Theresa May comes under fire after claiming Brexit deal will mean more money for the NHS
The Prime Minister has unveiled plans to increase NHS funding by an extra £20billion a year by 2023.
To coincide with the 70th anniversary of the health service later this summer, Theresa May said the current £114billion budget would rise by 3.4% on average every year.
But the figures still work out less than the 3.7% average yearly rise the NHS has had since its inception in 1948.
The extra cash will be funded by a ‘Brexit divided’, although May also hinted that taxes may rise to cover the cost.
In an interview with the BBC, May said: “As a country we will be contributing more, a bit more, but also we will have that sum of money that is available from the European Union."
We're going to ensure there's a 10-year plan for the NHS. That will be a plan for world-class health care; more doctors, more nurses. It means extra money - significantly more money going into the NHS
The deal covers only frontline budgets overseen by NHS England.
The announcement also means extra money will also be made available for Scotland, Wales and Northern Ireland, although it will be up to the Welsh and Scottish governments to decide how that is spent.
It is not known how it will impact on services run by other organisations including smoking cessation and obesity prevention programmes.
Speaking to the BBC’s Andrew Marr, May said: “We're going to ensure there's a 10-year plan for the NHS. That will be a plan for world-class health care; more doctors, more nurses. It means extra money - significantly more money going into the NHS."

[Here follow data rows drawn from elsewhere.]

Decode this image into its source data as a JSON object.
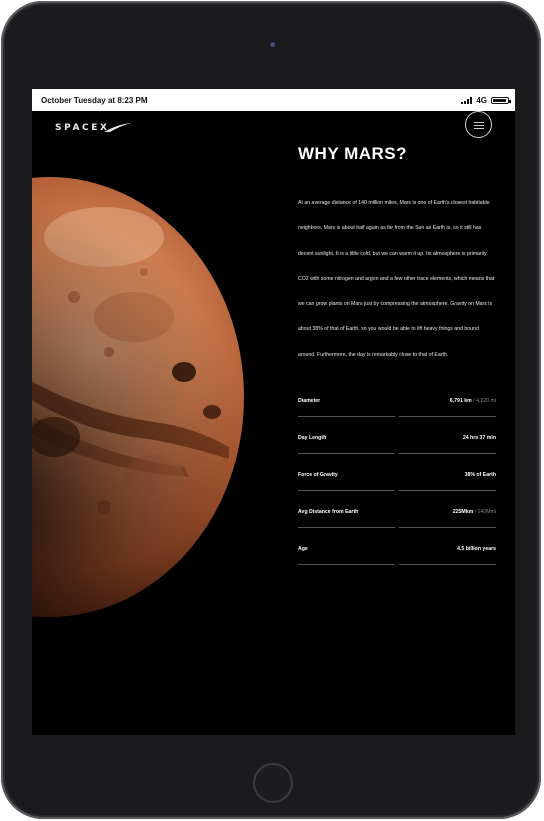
{
  "status_bar": {
    "time": "October Tuesday at 8:23 PM",
    "network": "4G"
  },
  "brand": {
    "logo_text": "SPACEX"
  },
  "page": {
    "title": "WHY MARS?",
    "paragraph": "At an average distance of 140 million miles, Mars is one of Earth's closest habitable neighbors. Mars is about half again as far from the Sun as Earth is, so it still has decent sunlight. It is a little cold, but we can warm it up. Its atmosphere is primarily CO2 with some nitrogen and argon and a few other trace elements, which means that we can grow plants on Mars just by compressing the atmosphere. Gravity on Mars is about 38% of that of Earth, so you would be able to lift heavy things and bound around. Furthermore, the day is remarkably close to that of Earth.",
    "stats": [
      {
        "label": "Diameter",
        "value": "6,791 km",
        "unit": " / 4,220 mi"
      },
      {
        "label": "Day Length",
        "value": "24 hrs 37 min",
        "unit": ""
      },
      {
        "label": "Force of Gravity",
        "value": "38% of Earth",
        "unit": ""
      },
      {
        "label": "Avg Distance from Earth",
        "value": "225Mkm",
        "unit": " / 140Mmi"
      },
      {
        "label": "Age",
        "value": "4.5 billion years",
        "unit": ""
      }
    ]
  },
  "icons": {
    "camera": "camera-icon",
    "home": "home-button-icon",
    "menu": "hamburger-menu-icon",
    "signal": "signal-bars-icon",
    "battery": "battery-icon"
  },
  "colors": {
    "background": "#000000",
    "device_frame": "#1b1b1e",
    "mars_orange": "#c9774a",
    "text": "#ffffff"
  }
}
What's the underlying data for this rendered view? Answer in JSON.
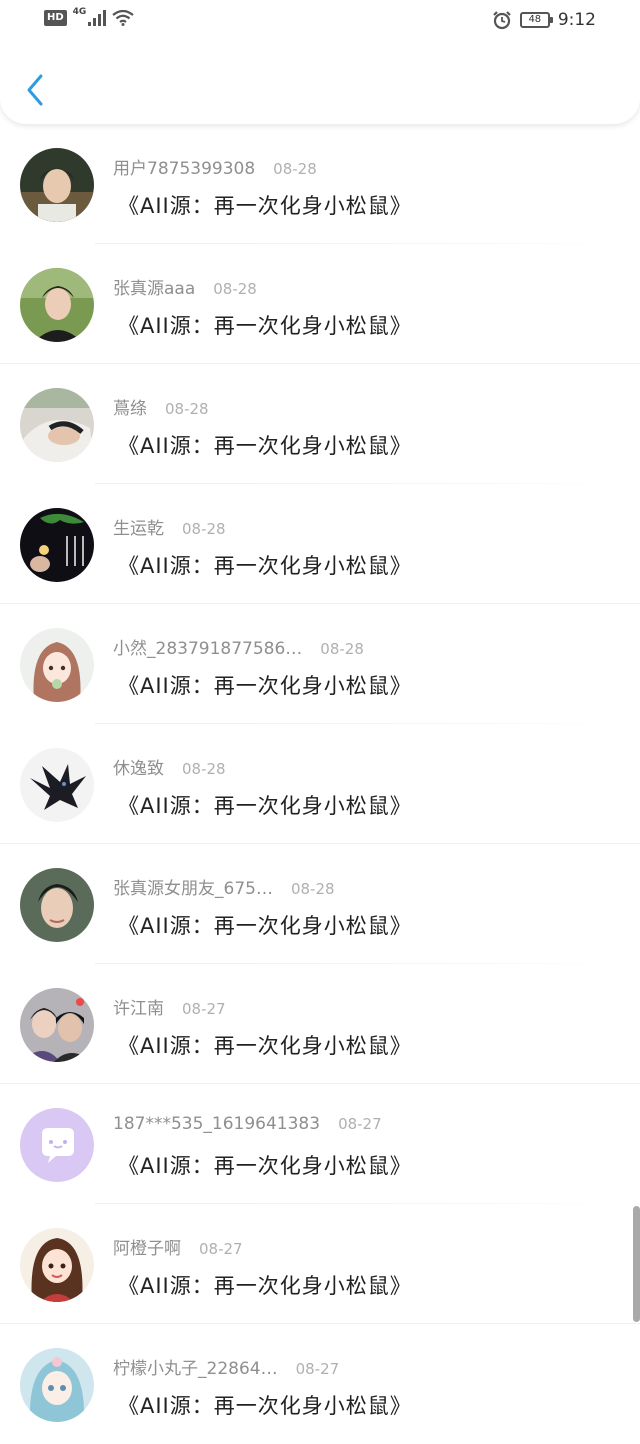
{
  "status_bar": {
    "hd": "HD",
    "network": "4G",
    "battery": "48",
    "time": "9:12"
  },
  "colors": {
    "accent": "#2f9be0"
  },
  "icons": {
    "back": "chevron-left-icon"
  },
  "comments": [
    {
      "user": "用户7875399308",
      "date": "08-28",
      "text": "《AII源：再一次化身小松鼠》"
    },
    {
      "user": "张真源aaa",
      "date": "08-28",
      "text": "《AII源：再一次化身小松鼠》"
    },
    {
      "user": "蔦绦",
      "date": "08-28",
      "text": "《AII源：再一次化身小松鼠》"
    },
    {
      "user": "生运乾",
      "date": "08-28",
      "text": "《AII源：再一次化身小松鼠》"
    },
    {
      "user": "小然_283791877586…",
      "date": "08-28",
      "text": "《AII源：再一次化身小松鼠》"
    },
    {
      "user": "休逸致",
      "date": "08-28",
      "text": "《AII源：再一次化身小松鼠》"
    },
    {
      "user": "张真源女朋友_675…",
      "date": "08-28",
      "text": "《AII源：再一次化身小松鼠》"
    },
    {
      "user": "许江南",
      "date": "08-27",
      "text": "《AII源：再一次化身小松鼠》"
    },
    {
      "user": "187***535_1619641383",
      "date": "08-27",
      "text": "《AII源：再一次化身小松鼠》"
    },
    {
      "user": "阿橙子啊",
      "date": "08-27",
      "text": "《AII源：再一次化身小松鼠》"
    },
    {
      "user": "柠檬小丸子_22864…",
      "date": "08-27",
      "text": "《AII源：再一次化身小松鼠》"
    }
  ]
}
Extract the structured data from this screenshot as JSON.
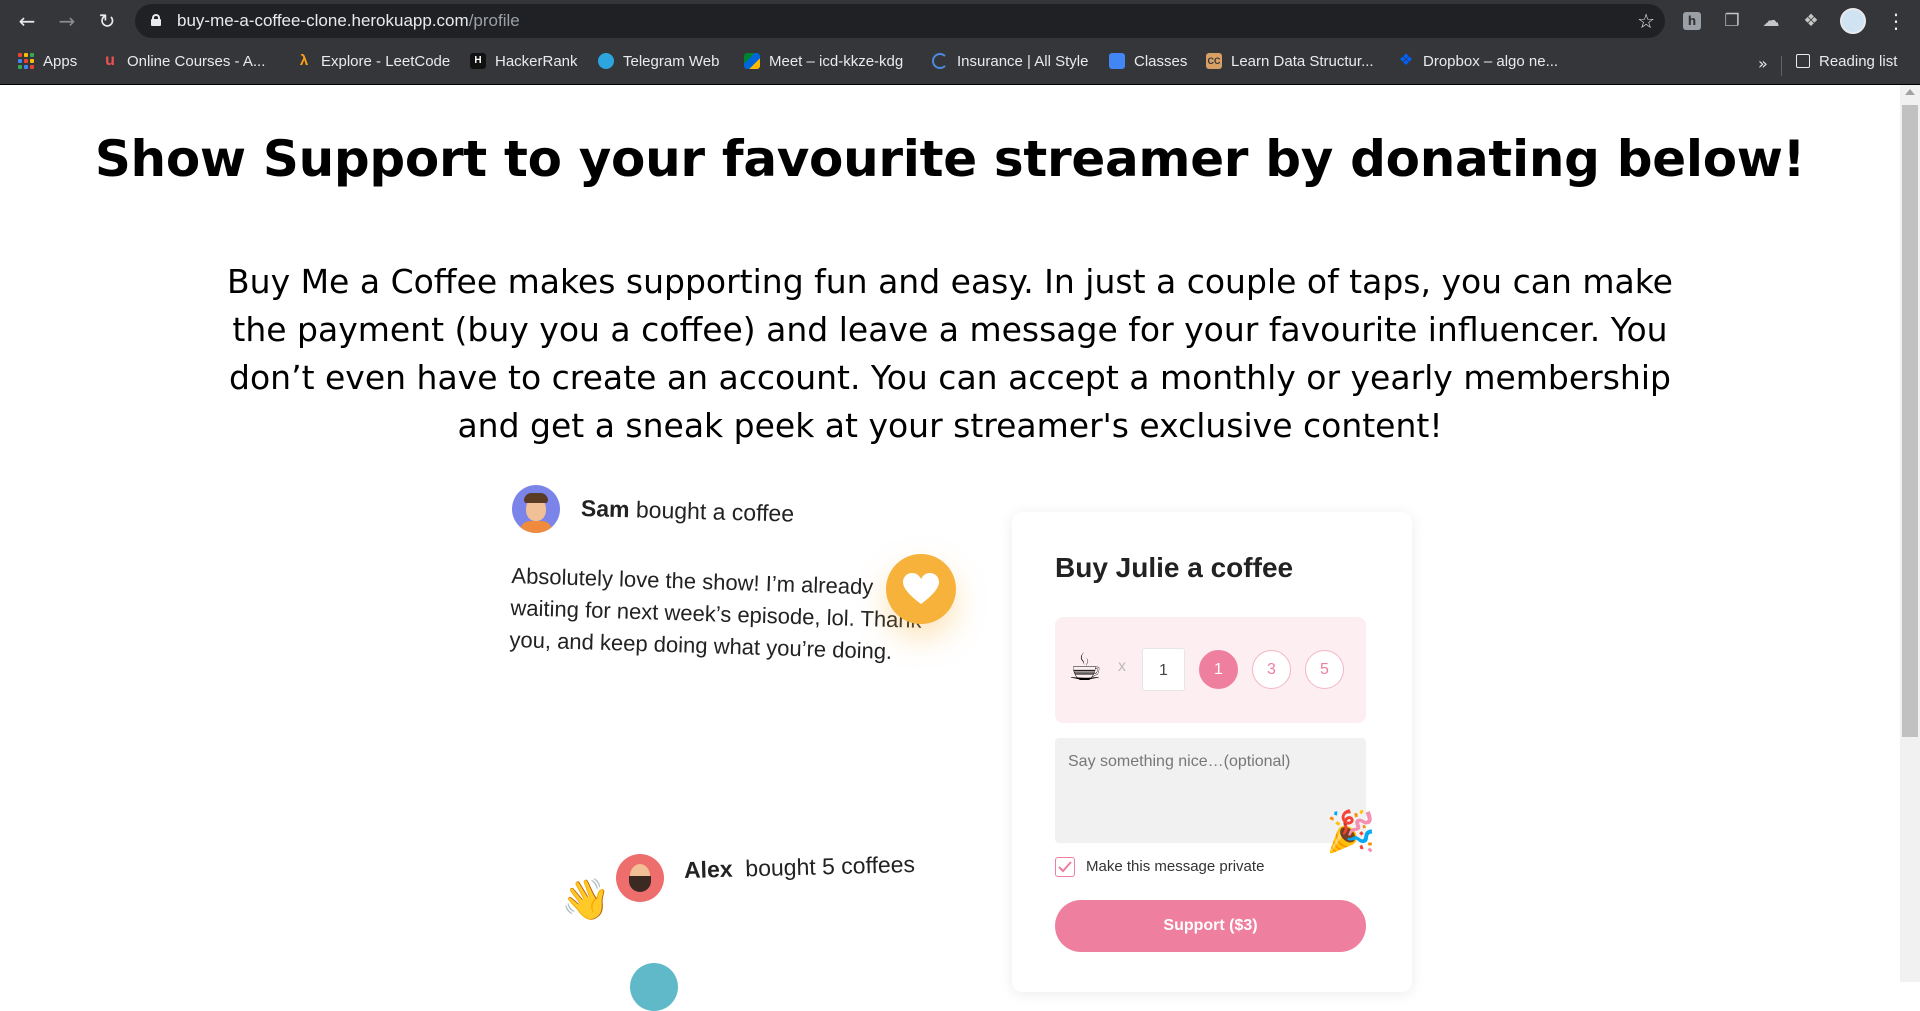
{
  "browser": {
    "url_domain": "buy-me-a-coffee-clone.herokuapp.com",
    "url_path": "/profile",
    "bookmarks": [
      {
        "label": "Apps",
        "icon": "apps-grid-icon"
      },
      {
        "label": "Online Courses - A...",
        "icon": "udemy-icon"
      },
      {
        "label": "Explore - LeetCode",
        "icon": "leetcode-icon"
      },
      {
        "label": "HackerRank",
        "icon": "hackerrank-icon"
      },
      {
        "label": "Telegram Web",
        "icon": "telegram-icon"
      },
      {
        "label": "Meet – icd-kkze-kdg",
        "icon": "meet-icon"
      },
      {
        "label": "Insurance | All Style",
        "icon": "insurance-icon"
      },
      {
        "label": "Classes",
        "icon": "classroom-icon"
      },
      {
        "label": "Learn Data Structur...",
        "icon": "cc-icon"
      },
      {
        "label": "Dropbox – algo ne...",
        "icon": "dropbox-icon"
      }
    ],
    "overflow_glyph": "»",
    "reading_list": "Reading list"
  },
  "page": {
    "headline": "Show Support to your favourite streamer by donating below!",
    "intro": "Buy Me a Coffee makes supporting fun and easy. In just a couple of taps, you can make the payment (buy you a coffee) and leave a message for your favourite influencer. You don’t even have to create an account. You can accept a monthly or yearly membership and get a sneak peek at your streamer's exclusive content!"
  },
  "feed": [
    {
      "name": "Sam",
      "action": "bought a coffee",
      "message": "Absolutely love the show! I’m already waiting for next week’s episode, lol. Thank you, and keep doing what you’re doing."
    },
    {
      "name": "Alex",
      "action": "bought 5 coffees"
    }
  ],
  "card": {
    "title": "Buy Julie a coffee",
    "times": "x",
    "quantity": "1",
    "chips": [
      "1",
      "3",
      "5"
    ],
    "selected_chip": "1",
    "message_placeholder": "Say something nice…(optional)",
    "private_label": "Make this message private",
    "private_checked": true,
    "button": "Support ($3)"
  },
  "colors": {
    "accent_pink": "#ef7f9f",
    "heart_badge": "#f7b23b",
    "chrome_bg": "#35363a"
  }
}
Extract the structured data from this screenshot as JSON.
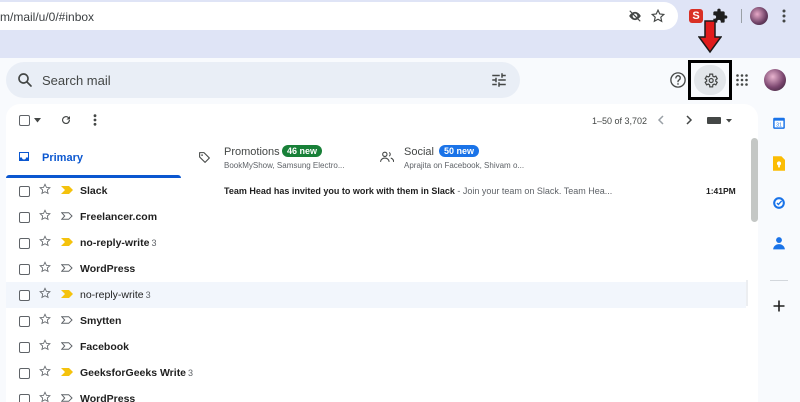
{
  "browser": {
    "url": "m/mail/u/0/#inbox",
    "extension_letter": "S"
  },
  "header": {
    "search_placeholder": "Search mail"
  },
  "toolbar": {
    "pagination": "1–50 of 3,702"
  },
  "tabs": [
    {
      "label": "Primary"
    },
    {
      "label": "Promotions",
      "badge": "46 new",
      "subtitle": "BookMyShow, Samsung Electro...",
      "badge_color": "#188038"
    },
    {
      "label": "Social",
      "badge": "50 new",
      "subtitle": "Aprajita on Facebook, Shivam o...",
      "badge_color": "#1a73e8"
    }
  ],
  "emails": [
    {
      "sender": "Slack",
      "count": "",
      "bold": true,
      "important": true
    },
    {
      "sender": "Freelancer.com",
      "count": "",
      "bold": true,
      "important": false
    },
    {
      "sender": "no-reply-write",
      "count": "3",
      "bold": true,
      "important": true
    },
    {
      "sender": "WordPress",
      "count": "",
      "bold": true,
      "important": false
    },
    {
      "sender": "no-reply-write",
      "count": "3",
      "bold": false,
      "important": true
    },
    {
      "sender": "Smytten",
      "count": "",
      "bold": true,
      "important": false
    },
    {
      "sender": "Facebook",
      "count": "",
      "bold": true,
      "important": false
    },
    {
      "sender": "GeeksforGeeks Write",
      "count": "3",
      "bold": true,
      "important": true
    },
    {
      "sender": "WordPress",
      "count": "",
      "bold": true,
      "important": false
    }
  ],
  "preview_email": {
    "subject": "Team Head has invited you to work with them in Slack",
    "snippet": " - Join your team on Slack. Team Hea...",
    "time": "1:41PM"
  },
  "colors": {
    "accent": "#0b57d0",
    "important_marker": "#f4c20d",
    "arrow": "#e01b1b"
  }
}
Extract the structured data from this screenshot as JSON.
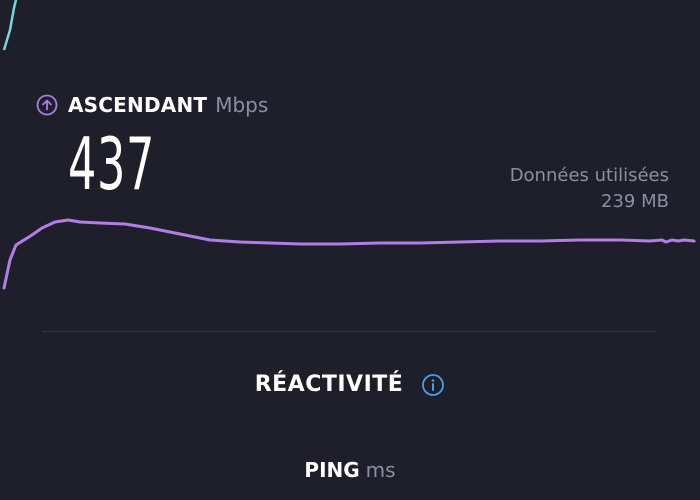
{
  "upload": {
    "label": "ASCENDANT",
    "unit": "Mbps",
    "value": "437",
    "icon": "arrow-up-circle-icon",
    "color": "#a77fe0"
  },
  "data_used": {
    "label": "Données utilisées",
    "value": "239 MB"
  },
  "reactivity": {
    "title": "RÉACTIVITÉ",
    "info_icon": "info-icon",
    "info_color": "#4a9fe8"
  },
  "ping": {
    "label": "PING",
    "unit": "ms"
  },
  "colors": {
    "background": "#1f1f2c",
    "muted_text": "#8e8ea0",
    "graph_line": "#b07ee6",
    "download_line": "#7fd3d8"
  }
}
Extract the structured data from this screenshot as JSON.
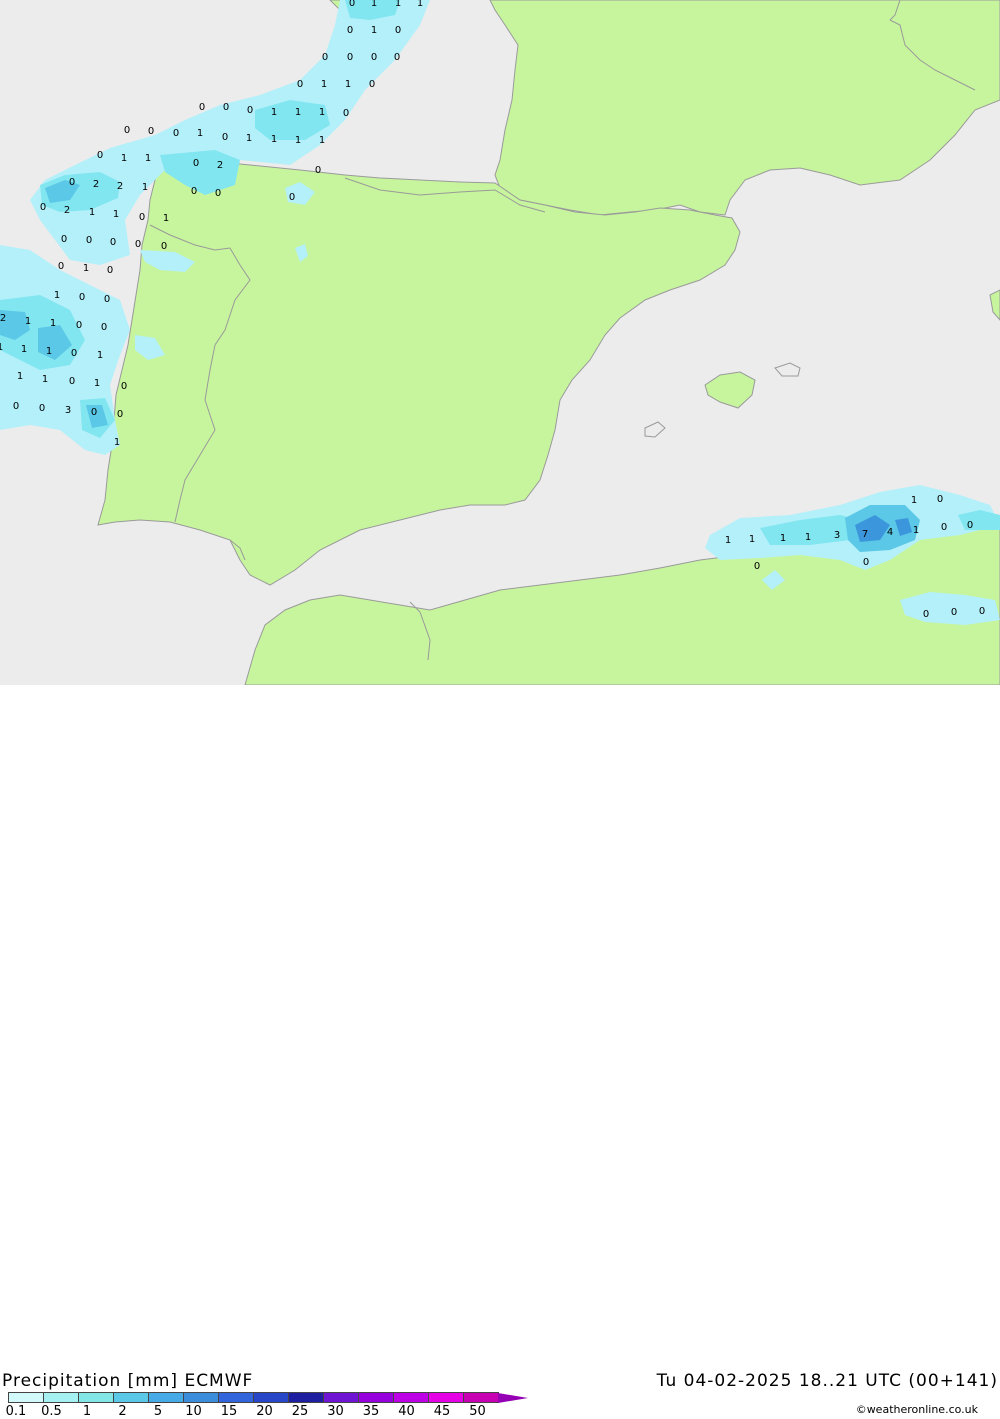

While campaigners have welcomed news of increased investment, there has been widespread concern about where the money will come from and whether it will help to address the current crisis.
Conservative MP, Sarah Wollaston, chairman of the health and social care select committee and a former GP, was among those to attack the plan, branding the suggestion of a dividend to fund the 3.4% increase as ‘tosh’.
And Labour leaders are claiming her figures ‘do not add up’.
Paul Johnson, director of the Institute for Fiscal Studies, told Sky News the Prime Minister's proposal was flawed because the ‘Brexit dividend’ did not exist.
And, speaking to BBH today, Dr Louise Irvine, a GP in Lewisham, south London and co-chair of Health Campaigns Together, said: “The Government’s promised funding increase for the NHS is too little too late.
“It is, in fact, only 3% a year - they’ve done their usual smoke and mirrors to make it appear more by only counting the increase to the NHS England budget and not the overall Department of Health budget.
Any increase in funding is welcome, but it’s a missed opportunity to put the NHS back on its feet
“4% is the minimum increase needed. 3% won’t be enough to repair the untold damage done to the NHS over the past eight years of austerity or secure its future as a high-quality service.
“I fear that patients will continue to suffer needlessly and staff will continue to leave the profession due to stress and burnout.
“Any increase in funding is welcome, but it’s a missed opportunity to put the NHS back on its feet.